e) find this book and read its user review
They found that users had trouble finding the tabs and using the advanced search (though Hanson didn’t think this was a Primo problem).
Overall, University of Minnesota users liked Primo. On the desirability matrix, which included negative and positive adjectives, of which users were asked to circle 5, the most common chosen were organized, clean and straightforward.
Their use stats reflect most students finding something useful when they do a search, because most click through to view more about something in their results lists. They have also learned that most searches are for books, not many users have been adding tags, and not many are saving items. The advanced features in Primo were not heavily used at first.
Hanson also discussed user comments, which can sometimes be very negative, because feedback is rarely motivated by a positive experience. Staff, especially, had negative comments, but it’s important to remember that staff are not our audience.
Frances McNamara (Director, Integrated Library Systems and Administrative and Desktop Systems at the University of Chicago) then discussed the "LENS Discovery System, based on AquaBrowser." She gave us an overview of LENS, pointing out how it contains more information than had been in the OPAC, like tables of contents, covers, and Google book links.
They tested the facets in 2006 on 12 PhD candidates (a primary audience for them) which demonstrated users’ difficulties with the old catalog, and in 2008 did usability testing on LENS followed by other specific pathfinding studies.
In the 2008 study they asked 8 graduate students to do 10 tasks.

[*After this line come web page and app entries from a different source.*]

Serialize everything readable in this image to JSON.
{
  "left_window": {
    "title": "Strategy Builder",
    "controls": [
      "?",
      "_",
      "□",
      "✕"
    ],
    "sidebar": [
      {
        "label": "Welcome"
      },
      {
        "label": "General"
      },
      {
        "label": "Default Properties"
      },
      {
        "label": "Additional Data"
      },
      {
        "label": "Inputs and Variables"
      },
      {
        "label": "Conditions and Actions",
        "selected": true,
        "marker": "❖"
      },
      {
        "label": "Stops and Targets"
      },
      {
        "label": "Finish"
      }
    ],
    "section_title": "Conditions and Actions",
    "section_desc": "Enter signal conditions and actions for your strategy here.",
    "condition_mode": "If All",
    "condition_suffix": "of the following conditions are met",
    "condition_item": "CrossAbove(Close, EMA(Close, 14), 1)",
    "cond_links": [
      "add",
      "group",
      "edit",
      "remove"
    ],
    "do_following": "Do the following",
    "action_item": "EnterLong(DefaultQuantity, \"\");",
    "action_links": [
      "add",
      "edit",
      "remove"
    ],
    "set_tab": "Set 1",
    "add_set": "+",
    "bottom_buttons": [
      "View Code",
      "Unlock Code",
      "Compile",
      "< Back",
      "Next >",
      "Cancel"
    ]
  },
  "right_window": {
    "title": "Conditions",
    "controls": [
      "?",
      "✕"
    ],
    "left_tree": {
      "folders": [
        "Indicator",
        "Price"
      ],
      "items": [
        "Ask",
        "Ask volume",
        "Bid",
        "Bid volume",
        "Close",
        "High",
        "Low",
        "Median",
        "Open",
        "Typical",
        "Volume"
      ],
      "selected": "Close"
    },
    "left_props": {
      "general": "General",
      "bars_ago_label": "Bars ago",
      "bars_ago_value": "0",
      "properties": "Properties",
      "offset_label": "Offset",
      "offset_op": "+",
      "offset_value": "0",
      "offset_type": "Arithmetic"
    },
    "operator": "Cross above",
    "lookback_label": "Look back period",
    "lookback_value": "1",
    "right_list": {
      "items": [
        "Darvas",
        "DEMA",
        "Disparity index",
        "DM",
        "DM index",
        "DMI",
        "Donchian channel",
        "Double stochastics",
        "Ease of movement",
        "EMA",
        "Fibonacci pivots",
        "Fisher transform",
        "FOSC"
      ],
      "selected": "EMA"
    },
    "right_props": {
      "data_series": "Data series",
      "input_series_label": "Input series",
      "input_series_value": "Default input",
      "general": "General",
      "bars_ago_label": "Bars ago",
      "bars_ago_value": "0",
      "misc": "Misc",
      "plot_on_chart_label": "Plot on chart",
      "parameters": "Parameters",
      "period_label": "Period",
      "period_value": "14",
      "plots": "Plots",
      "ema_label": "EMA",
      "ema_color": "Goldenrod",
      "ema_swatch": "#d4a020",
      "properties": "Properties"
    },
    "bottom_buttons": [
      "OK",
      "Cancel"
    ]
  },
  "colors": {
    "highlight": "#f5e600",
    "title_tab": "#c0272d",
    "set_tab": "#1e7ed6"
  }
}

The study compared the old catalog with the new (LENS). They found that the advanced search needed to be easier to find, and that users wanted clarification on what LENS was searching (transparency). Users weren’t 100% confident when using LENS that they were finding everything and some mistrusted the relevancy ranking. McNamara also said they discovered it was important to pay attention to what people liked about the old system as they continued to design the new.
One of their later studies was on finding journal articles; users found this was difficult. Another further study was on music researchers. At the University of Chicago, the developers use personae when talking about the design of their system in order to stay focused on their different user types.
Finally, Barbara DeFelice (Director, Digital Resources Program at Dartmouth College) talked about "Summon @ Dartmouth College: the User View."
They implemented Summon (Serials Solutions) at Dartmouth in April of 2009. They still have the catalog, federated search, and other silos, in addition to their Summon Beta.
They did usability testing on the beta before making it public by doing six one-on-one sessions with undergraduates and two focus groups. They used TechSmith UserVue software for their one-on-one sessions. They did not use tasks, but asked the students to work on real assignments while using the system.
They found that the students liked the look of the system. Students also liked limiting to known databases/sources – DeFelice pointed out that they learned from this that students bring prior knowledge to a new system and want a way to work that knowledge into their use of it. Users also have a low tolerance for not getting smoothly to full text: they have found that their users hate the openURL results page.
Dartmouth also talked to faculty one-on-one. They found out their faculty really like Google Scholar and use it, and also that they recognize the continued value of known subject indexes. They felt the new system was good for finding known items.
During some time for Q & A, DeFelice and Hanson both recommended getting as many people to observe your tests as you can because it can be very eye-opening for the observers, especially if those people are library staff. It’s a good way to create buy-in for a new system.
Also during the Q & A, one of our panelists (Breeding?) made the point that no ILS vendor is updating its OPAC: the OPAC is dead, he said. Precision will be the thing to work on next in these systems. Also, keeping both (a discovery system alongside an OPAC and separate article databases) won’t be feasible for very long.
Notes taken by committee member Amy Fry during the panelists discussion.
Table Discussion Comments: